PROMPT:
All records, exactly as written, minus the pictures: copy them out.

RECORDS PROVIDED:
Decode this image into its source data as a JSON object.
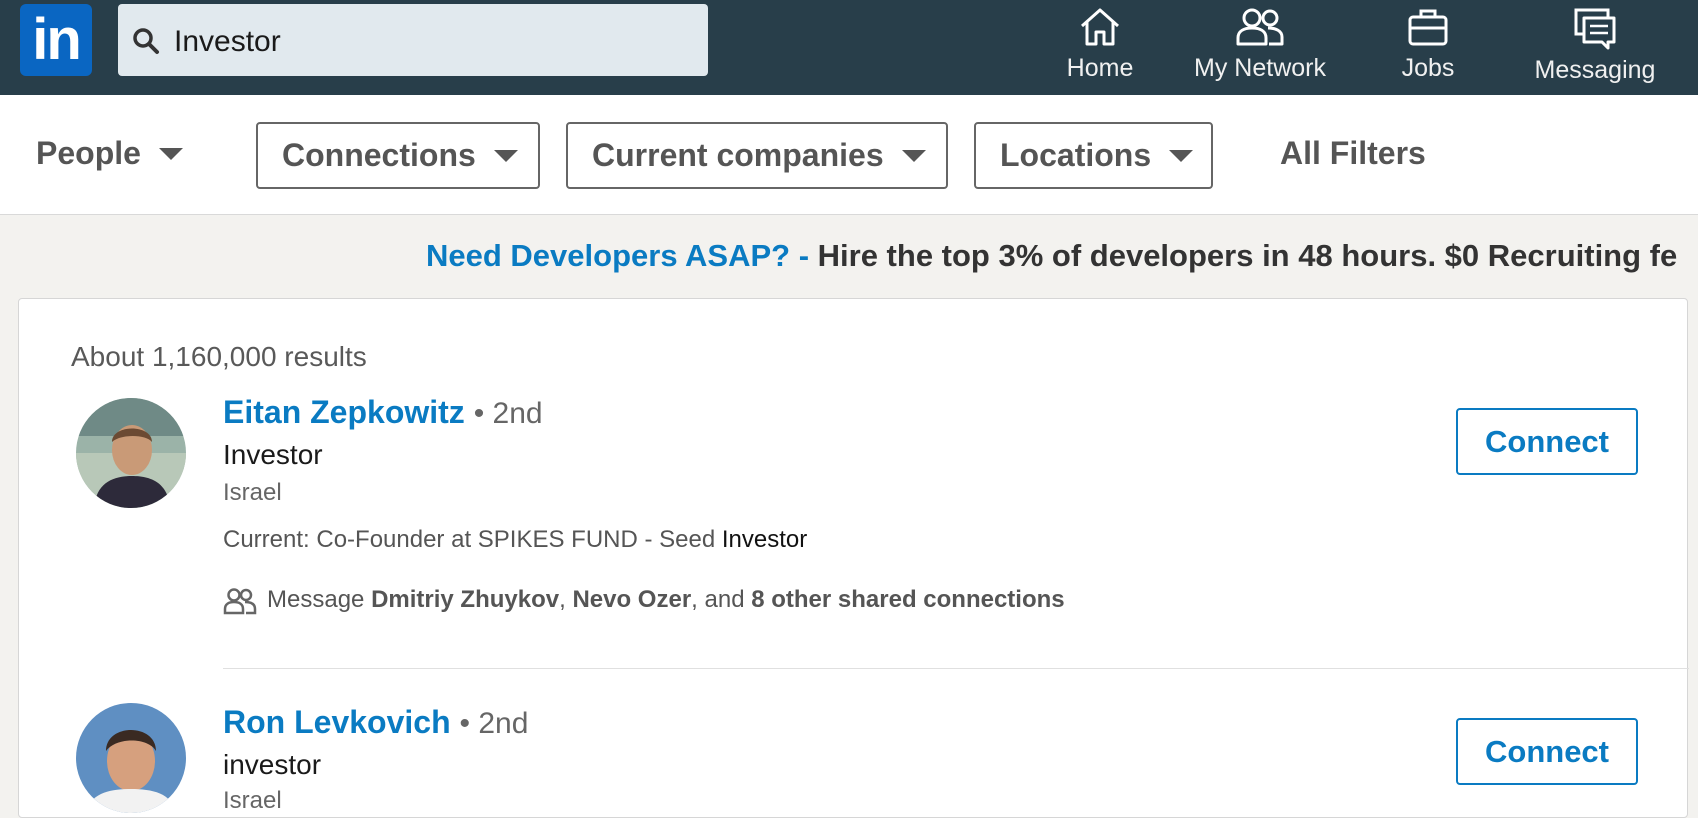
{
  "nav": {
    "logo_text": "in",
    "search_value": "Investor",
    "items": [
      {
        "label": "Home",
        "icon": "home-icon"
      },
      {
        "label": "My Network",
        "icon": "network-icon"
      },
      {
        "label": "Jobs",
        "icon": "briefcase-icon"
      },
      {
        "label": "Messaging",
        "icon": "messaging-icon"
      }
    ]
  },
  "filters": {
    "people_label": "People",
    "connections_label": "Connections",
    "companies_label": "Current companies",
    "locations_label": "Locations",
    "all_filters_label": "All Filters"
  },
  "promo": {
    "highlight": "Need Developers ASAP? -",
    "text": " Hire the top 3% of developers in 48 hours. $0 Recruiting fe"
  },
  "results": {
    "count_text": "About 1,160,000 results",
    "items": [
      {
        "name": "Eitan Zepkowitz",
        "degree": "• 2nd",
        "headline": "Investor",
        "location": "Israel",
        "current_prefix": "Current: Co-Founder at SPIKES FUND - Seed ",
        "current_highlight": "Investor",
        "shared_prefix": "Message ",
        "shared_name1": "Dmitriy Zhuykov",
        "shared_sep1": ", ",
        "shared_name2": "Nevo Ozer",
        "shared_sep2": ", and ",
        "shared_more": "8 other shared connections",
        "connect_label": "Connect"
      },
      {
        "name": "Ron Levkovich",
        "degree": "• 2nd",
        "headline": "investor",
        "location": "Israel",
        "connect_label": "Connect"
      }
    ]
  },
  "colors": {
    "nav_bg": "#283e4a",
    "brand_blue": "#0a66c2",
    "link_blue": "#0a7bc2"
  }
}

TASK OUTPUT:
Decode this image into its source data as a JSON object.
{
  "nav": {
    "logo_text": "in",
    "search_value": "Investor",
    "items": [
      {
        "label": "Home",
        "icon": "home-icon"
      },
      {
        "label": "My Network",
        "icon": "network-icon"
      },
      {
        "label": "Jobs",
        "icon": "briefcase-icon"
      },
      {
        "label": "Messaging",
        "icon": "messaging-icon"
      }
    ]
  },
  "filters": {
    "people_label": "People",
    "connections_label": "Connections",
    "companies_label": "Current companies",
    "locations_label": "Locations",
    "all_filters_label": "All Filters"
  },
  "promo": {
    "highlight": "Need Developers ASAP? -",
    "text": " Hire the top 3% of developers in 48 hours. $0 Recruiting fe"
  },
  "results": {
    "count_text": "About 1,160,000 results",
    "items": [
      {
        "name": "Eitan Zepkowitz",
        "degree": "• 2nd",
        "headline": "Investor",
        "location": "Israel",
        "current_prefix": "Current: Co-Founder at SPIKES FUND - Seed ",
        "current_highlight": "Investor",
        "shared_prefix": "Message ",
        "shared_name1": "Dmitriy Zhuykov",
        "shared_sep1": ", ",
        "shared_name2": "Nevo Ozer",
        "shared_sep2": ", and ",
        "shared_more": "8 other shared connections",
        "connect_label": "Connect"
      },
      {
        "name": "Ron Levkovich",
        "degree": "• 2nd",
        "headline": "investor",
        "location": "Israel",
        "connect_label": "Connect"
      }
    ]
  },
  "colors": {
    "nav_bg": "#283e4a",
    "brand_blue": "#0a66c2",
    "link_blue": "#0a7bc2"
  }
}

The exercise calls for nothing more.